To any reader's protest asking should not we descendants of Japheth and/or Shem be willing to share some or all of our Noahic blessing with descendants of Ham, I refer you to Grace Goldin's Midrash on Ruth (36–7):

“You were too harsh with Orpah,” Ruth declared. “Had you but coaxed her as she dared you to She might have gone the difficult way with you.” “We are forbidden bribery, my Ruth,” Replied Naomi, marching steadily now … “Since only those who come with extreme love For heaven and heavenly things, and love of God, Are welcome to be Jews.”

Production Values

This sequel, “” was directed by Jay Chandrasekhar. It was written by Jay Chandrasekhar, Kevin Heffernan, Steve Lemme, Erik Stol­hanske & Paul Soter. It stars Jay Chandrasekhar, Kevin Heffernan, and Steve Lemme.
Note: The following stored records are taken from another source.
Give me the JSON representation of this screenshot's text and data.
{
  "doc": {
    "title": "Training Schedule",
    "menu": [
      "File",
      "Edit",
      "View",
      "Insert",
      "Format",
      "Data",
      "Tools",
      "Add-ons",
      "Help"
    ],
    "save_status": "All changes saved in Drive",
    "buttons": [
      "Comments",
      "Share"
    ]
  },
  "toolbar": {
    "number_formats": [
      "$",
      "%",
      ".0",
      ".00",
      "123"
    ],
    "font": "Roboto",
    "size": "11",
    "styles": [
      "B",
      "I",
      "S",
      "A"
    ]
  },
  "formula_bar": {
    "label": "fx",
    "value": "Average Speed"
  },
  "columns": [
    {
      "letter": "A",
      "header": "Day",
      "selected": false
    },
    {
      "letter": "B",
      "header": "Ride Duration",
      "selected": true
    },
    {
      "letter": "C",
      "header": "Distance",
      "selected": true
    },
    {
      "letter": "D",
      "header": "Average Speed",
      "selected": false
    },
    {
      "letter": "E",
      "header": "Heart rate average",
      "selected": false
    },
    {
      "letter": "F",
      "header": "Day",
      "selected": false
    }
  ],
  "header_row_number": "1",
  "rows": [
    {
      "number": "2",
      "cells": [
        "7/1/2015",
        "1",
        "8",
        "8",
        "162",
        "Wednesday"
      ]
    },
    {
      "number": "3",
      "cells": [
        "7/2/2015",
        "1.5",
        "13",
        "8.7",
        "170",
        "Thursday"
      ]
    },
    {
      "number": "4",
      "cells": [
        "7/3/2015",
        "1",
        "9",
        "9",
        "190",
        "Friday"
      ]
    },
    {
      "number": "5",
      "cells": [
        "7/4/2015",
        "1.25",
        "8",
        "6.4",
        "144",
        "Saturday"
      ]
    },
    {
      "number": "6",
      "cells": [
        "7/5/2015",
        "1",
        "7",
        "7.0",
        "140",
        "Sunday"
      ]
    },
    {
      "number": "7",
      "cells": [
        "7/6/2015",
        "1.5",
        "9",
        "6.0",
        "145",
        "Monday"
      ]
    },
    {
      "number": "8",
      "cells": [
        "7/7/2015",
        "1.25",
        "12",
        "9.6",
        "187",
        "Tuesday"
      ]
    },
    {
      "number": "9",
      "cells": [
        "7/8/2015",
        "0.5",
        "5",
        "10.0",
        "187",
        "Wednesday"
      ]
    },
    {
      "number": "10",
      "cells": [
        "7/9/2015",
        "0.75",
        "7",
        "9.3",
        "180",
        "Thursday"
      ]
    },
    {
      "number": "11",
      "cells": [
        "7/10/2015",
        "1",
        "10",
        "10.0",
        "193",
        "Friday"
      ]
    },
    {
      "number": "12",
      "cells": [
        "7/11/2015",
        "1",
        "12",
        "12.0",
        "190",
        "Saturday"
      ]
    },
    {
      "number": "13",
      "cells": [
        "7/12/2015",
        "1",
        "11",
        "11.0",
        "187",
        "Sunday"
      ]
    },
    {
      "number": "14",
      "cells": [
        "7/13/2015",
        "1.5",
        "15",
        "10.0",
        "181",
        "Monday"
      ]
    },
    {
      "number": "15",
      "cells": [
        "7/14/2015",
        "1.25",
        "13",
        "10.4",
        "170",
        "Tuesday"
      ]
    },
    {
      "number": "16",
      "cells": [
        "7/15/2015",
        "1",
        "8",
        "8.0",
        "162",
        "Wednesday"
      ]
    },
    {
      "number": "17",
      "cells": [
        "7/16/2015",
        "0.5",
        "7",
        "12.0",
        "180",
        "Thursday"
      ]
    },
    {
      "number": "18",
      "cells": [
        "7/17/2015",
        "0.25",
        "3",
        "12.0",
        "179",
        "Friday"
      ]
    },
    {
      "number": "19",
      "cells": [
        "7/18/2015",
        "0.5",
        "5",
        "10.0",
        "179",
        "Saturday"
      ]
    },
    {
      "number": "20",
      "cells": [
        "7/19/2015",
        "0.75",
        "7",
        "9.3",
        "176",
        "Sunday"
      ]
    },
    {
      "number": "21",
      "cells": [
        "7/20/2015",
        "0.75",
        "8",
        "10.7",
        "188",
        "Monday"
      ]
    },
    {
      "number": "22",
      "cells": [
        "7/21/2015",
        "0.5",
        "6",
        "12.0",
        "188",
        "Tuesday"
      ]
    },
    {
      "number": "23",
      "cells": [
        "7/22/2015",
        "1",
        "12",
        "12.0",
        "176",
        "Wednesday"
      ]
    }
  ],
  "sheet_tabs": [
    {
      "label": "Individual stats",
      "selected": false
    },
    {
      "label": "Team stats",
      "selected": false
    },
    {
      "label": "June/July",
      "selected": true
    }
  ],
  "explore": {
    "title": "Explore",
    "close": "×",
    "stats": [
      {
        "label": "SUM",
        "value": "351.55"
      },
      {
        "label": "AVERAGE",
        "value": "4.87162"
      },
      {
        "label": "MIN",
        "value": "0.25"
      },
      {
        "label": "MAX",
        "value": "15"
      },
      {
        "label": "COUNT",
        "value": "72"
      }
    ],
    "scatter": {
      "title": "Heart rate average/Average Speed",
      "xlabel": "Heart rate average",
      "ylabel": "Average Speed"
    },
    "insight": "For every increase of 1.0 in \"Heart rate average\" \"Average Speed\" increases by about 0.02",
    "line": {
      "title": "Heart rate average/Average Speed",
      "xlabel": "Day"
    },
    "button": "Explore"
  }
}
The actors have aged a bit since their original “Super Troopers”, but they dieted for the picture and did a capable job of not acting their age.
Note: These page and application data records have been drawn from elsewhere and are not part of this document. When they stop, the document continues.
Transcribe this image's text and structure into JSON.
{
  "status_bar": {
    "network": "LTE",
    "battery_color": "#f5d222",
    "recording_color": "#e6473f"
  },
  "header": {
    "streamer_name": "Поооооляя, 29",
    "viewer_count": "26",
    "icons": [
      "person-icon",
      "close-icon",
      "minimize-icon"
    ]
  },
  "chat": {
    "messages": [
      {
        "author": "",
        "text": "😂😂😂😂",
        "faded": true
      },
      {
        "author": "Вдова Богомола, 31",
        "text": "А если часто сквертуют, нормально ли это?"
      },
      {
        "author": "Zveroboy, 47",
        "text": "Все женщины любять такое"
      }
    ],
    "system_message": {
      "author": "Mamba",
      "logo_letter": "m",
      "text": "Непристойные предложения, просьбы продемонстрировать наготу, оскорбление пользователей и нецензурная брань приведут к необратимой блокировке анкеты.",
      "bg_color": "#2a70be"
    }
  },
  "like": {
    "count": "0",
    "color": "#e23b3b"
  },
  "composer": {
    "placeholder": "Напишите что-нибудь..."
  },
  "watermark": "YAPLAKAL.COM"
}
MPAA rated it R for crude sexual content and language throughout, drug material and some graphic nudity. The script was about what you'd expect from its having graduated from the first “Super Troopers”: not much maturing of the characters in order to appeal to their target fans. That said, they mixed up the joke content, though the level of humor remains the same through­out. The plot is pretty stupid, but there is a historical sense beneath the surface if we look for it. Its release date was 20 April 2018 (USA), close to Saint George's Day, 23 April, in the UK. This is the saint who was paid homage to by the movie's Canadian town.

Review Conclusion w/ Christian Recommendation

This one lacked the novelty of the first, of course. I did not harbor inflated expectations, so I wasn't disappointed. I really liked the first one. This one was okay.

Movie Ratings

Action factor: Well done action flick. Suitability For Children: Not Suitable for Children of Any Age. Special effects: Well done special effects. Video Occasion: Better than watching TV. Suspense: A few suspenseful moments. Overall product rating: Four stars out of five.

Works Cited

Scripture is taken from the King James Version. Pub. 1611, rev. 1769. Software, print.

Combs, Mark DeWayne. End the Beginning. USA: Splinter in the Mind's Eye Pub., 2014. Print.

Goldin, Grace. Come Under the Wings, A Midrash on Ruth. Philadelphia: The Jewish Society of America, 1958, 1980 / 5740. Print.

Juice Newton. “Queen Of Hearts.” Lyrics by Dave Edmunds. © BMG Rights Management US, LLC.

King Jr., Martin Luther. Letter From Birmingham Jail. 1963. Print.

Michener, James. The Source. (New York: Fawcett Crest, 1965) Print.

Mozley D.D., J.B. Sermons Parochial and Occasional. New York: E.P. Dutton and Co., 1880. Print.

Stampp, Kenneth M., Professor of American History at the University of California (Berkeley).
   The Peculiar Institution: Slavery in the Ante-Bellum South. Vintage Books, 1955. Print.

Williams, T. Harry, Richard N. Current, and Frank Freidel. A History of the United States [since 1865]. New York: Alfred A. Knopf, 1960. Print.